What is expected:
Give the count of lines in the records below that contain "number", with no other words.

--- Exercise data Enclosed Below ---

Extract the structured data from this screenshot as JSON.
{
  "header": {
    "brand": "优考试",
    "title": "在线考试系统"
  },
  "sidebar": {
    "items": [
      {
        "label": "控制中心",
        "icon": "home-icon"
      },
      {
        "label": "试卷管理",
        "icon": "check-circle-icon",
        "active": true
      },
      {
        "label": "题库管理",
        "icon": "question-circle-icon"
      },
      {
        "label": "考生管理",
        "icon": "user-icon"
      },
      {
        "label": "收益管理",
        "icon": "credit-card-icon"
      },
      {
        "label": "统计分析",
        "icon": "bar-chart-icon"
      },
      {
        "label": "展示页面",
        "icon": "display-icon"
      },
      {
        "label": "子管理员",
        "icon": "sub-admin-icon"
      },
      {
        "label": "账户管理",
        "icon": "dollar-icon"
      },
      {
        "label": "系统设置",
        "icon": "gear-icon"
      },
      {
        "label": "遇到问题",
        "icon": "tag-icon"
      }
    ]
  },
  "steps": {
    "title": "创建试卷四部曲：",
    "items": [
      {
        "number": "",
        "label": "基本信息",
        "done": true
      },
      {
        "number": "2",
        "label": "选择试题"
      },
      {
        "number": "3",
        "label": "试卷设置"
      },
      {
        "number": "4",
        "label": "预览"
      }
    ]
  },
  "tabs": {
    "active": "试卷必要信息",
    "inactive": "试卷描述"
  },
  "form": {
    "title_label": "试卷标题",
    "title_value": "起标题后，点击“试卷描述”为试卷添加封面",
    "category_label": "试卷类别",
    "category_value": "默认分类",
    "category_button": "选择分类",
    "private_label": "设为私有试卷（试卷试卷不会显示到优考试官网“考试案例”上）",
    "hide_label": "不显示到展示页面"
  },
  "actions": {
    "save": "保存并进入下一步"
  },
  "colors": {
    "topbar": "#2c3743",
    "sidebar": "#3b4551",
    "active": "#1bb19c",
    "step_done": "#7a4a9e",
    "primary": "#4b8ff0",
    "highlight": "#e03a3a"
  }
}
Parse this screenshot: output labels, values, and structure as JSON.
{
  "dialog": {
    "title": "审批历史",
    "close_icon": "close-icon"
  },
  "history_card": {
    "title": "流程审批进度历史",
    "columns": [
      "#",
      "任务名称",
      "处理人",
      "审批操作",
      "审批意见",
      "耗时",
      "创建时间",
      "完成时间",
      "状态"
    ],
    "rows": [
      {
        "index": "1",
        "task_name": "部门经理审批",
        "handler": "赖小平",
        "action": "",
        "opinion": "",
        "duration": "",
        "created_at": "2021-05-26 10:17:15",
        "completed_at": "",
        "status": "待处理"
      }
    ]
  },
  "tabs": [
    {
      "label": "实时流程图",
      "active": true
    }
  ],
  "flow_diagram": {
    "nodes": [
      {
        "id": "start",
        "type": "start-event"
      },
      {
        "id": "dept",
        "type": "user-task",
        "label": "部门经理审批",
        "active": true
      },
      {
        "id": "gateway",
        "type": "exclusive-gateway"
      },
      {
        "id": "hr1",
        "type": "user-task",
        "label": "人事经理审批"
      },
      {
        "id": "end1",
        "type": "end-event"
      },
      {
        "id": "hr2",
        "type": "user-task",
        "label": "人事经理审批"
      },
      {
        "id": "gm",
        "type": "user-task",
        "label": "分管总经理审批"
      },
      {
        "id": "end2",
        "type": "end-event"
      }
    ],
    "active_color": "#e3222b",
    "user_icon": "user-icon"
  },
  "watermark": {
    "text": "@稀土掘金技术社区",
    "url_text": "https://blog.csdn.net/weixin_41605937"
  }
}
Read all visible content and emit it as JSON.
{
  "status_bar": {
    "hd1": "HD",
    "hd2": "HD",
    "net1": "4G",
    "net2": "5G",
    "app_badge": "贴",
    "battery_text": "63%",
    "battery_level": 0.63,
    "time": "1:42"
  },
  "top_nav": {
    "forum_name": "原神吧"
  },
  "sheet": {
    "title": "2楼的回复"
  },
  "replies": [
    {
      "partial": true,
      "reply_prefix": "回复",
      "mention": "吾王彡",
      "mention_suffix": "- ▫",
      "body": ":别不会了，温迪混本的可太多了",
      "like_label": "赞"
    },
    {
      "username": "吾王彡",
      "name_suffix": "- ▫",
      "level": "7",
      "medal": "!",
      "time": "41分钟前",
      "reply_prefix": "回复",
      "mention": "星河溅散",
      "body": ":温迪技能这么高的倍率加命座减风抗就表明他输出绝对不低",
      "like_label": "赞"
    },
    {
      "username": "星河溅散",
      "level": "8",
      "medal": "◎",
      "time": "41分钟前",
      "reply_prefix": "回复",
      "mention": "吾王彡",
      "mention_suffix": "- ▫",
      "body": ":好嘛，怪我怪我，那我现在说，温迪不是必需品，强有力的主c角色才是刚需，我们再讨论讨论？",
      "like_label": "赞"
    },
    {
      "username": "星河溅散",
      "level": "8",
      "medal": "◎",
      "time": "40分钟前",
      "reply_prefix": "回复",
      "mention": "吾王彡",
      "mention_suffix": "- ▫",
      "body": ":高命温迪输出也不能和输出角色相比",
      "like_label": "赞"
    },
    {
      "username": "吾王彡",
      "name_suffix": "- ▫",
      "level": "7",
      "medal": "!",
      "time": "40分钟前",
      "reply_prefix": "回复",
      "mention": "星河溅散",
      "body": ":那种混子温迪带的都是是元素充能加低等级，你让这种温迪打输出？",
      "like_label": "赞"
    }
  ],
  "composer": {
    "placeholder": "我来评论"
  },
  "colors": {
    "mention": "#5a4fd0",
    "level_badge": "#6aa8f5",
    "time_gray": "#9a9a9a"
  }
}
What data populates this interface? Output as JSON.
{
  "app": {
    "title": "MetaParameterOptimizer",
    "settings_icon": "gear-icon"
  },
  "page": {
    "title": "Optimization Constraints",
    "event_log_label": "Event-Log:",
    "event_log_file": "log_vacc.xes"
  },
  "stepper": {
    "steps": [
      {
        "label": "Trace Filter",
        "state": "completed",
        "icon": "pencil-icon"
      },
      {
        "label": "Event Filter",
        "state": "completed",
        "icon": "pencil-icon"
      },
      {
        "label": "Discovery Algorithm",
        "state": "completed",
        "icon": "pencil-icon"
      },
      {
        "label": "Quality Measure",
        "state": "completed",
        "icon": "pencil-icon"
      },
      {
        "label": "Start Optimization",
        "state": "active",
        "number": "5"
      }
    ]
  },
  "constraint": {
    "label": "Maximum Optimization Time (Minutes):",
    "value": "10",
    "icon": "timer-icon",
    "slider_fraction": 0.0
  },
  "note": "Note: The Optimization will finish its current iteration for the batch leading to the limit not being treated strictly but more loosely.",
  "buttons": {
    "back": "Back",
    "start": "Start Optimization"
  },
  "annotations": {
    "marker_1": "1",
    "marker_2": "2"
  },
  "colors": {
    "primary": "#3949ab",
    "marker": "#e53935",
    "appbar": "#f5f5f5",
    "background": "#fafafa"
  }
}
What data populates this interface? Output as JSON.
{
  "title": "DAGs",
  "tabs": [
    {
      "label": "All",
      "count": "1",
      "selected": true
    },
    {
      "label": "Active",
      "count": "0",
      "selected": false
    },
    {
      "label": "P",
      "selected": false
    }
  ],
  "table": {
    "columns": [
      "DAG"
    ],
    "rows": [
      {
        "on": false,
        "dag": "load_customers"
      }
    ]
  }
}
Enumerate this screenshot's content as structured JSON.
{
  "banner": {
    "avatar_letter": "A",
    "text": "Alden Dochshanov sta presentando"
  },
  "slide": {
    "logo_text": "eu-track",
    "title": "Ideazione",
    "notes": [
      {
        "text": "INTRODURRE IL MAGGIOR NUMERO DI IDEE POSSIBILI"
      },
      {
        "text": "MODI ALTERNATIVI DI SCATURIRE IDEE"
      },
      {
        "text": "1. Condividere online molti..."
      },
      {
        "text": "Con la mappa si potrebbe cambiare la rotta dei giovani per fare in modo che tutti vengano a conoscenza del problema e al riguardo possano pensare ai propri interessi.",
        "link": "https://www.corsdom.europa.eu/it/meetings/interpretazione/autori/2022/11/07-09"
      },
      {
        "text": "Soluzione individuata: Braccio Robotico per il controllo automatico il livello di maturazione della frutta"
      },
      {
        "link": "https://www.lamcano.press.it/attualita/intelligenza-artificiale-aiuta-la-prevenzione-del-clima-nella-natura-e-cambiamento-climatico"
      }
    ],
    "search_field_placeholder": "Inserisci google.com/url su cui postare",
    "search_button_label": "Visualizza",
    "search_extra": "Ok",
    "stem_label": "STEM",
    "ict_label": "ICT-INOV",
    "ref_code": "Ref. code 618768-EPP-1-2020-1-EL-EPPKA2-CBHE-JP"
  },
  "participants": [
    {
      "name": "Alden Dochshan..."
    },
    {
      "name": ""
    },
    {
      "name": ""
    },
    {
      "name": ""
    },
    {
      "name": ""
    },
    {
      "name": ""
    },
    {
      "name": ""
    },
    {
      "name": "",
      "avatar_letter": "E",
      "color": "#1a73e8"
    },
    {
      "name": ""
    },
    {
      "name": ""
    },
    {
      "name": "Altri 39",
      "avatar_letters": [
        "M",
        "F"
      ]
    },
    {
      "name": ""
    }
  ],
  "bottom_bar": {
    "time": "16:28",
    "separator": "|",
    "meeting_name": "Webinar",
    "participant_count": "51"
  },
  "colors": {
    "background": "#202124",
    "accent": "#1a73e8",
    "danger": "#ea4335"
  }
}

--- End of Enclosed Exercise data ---

Completed task:
5